With just days to go until the Oct. 31 deadline for reaching a new deal on the UK’s horseracing levy, it appears it will take government intervention to resolve the dispute between bookmakers and horsemen. As the clock ticks down, the opposing sides are ratcheting up the rhetoric, choosing to conduct the debate in public via increasingly angry press releases rather than exchanging words across a negotiating table.
Using a formula that combines the existing levy contribution and the payments made to permit live broadcasts in betting shops, the Association of British Bookmakers (ABB) estimates that the total sum remitted to the BHA in 2010 was £160M, only 2.4% less than in 2009. The ABB has also charged BHA chief Nic Coward with “plucking figures out of thin air” for citing any other such formulation.
Not to be outdone, BHA chairman Paul Roy referred to the ABB proposal as ‘derisory’. (God bless the English for keeping language alive – an American involved in the same debate would presumably have said ‘not good’ or something.)

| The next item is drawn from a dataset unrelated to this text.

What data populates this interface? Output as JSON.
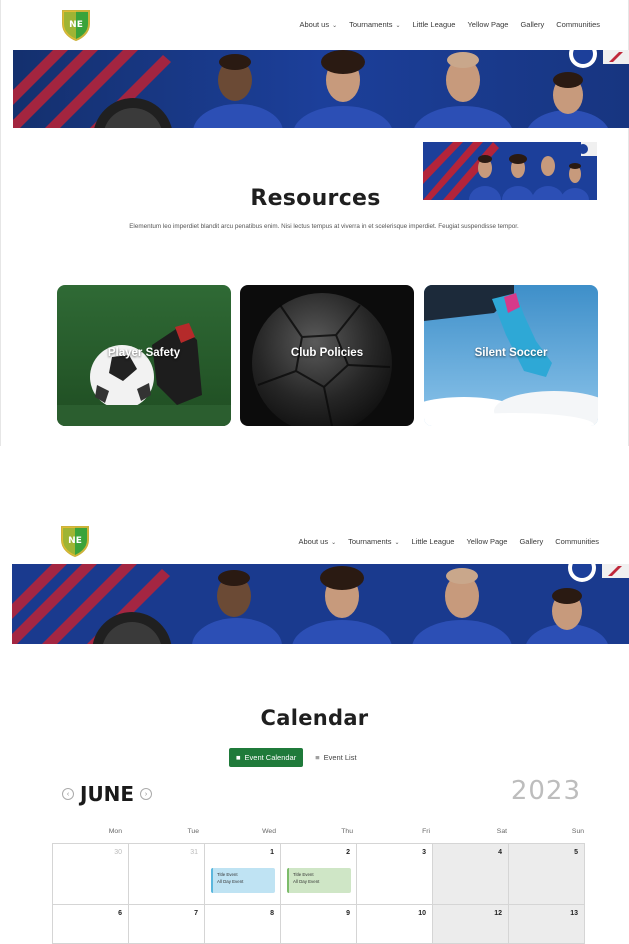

The BHA really must be looking at this as an Alamo-type stand. Already reeling from an increasingly disinterested British betting public turning to football and other sports, races are being forced to lower prize moneys. This has a ripple effect, causing top owners and trainers to stay away, which lowers bettor interest even further. In short, the BHA is facing a death spiral. But rather than trot off into the sunset, it’s chosen to dig in its hooves. Bit of the Dunkirk spirit, as Bob Hoskins’ character from The Long Good Friday might say.
In another piece of news involving the Empire’s horseracing business, South Australia’s Thoroughbred Racing SA has announced that Sportsbet has dropped legal action that was blocking some $5.5M in annual payments from all bookmakers. Too early to say whether this is a harbinger of things to come in the Commonwealth’s home island, but the BHA will probably take any favorable omens it can get at this point.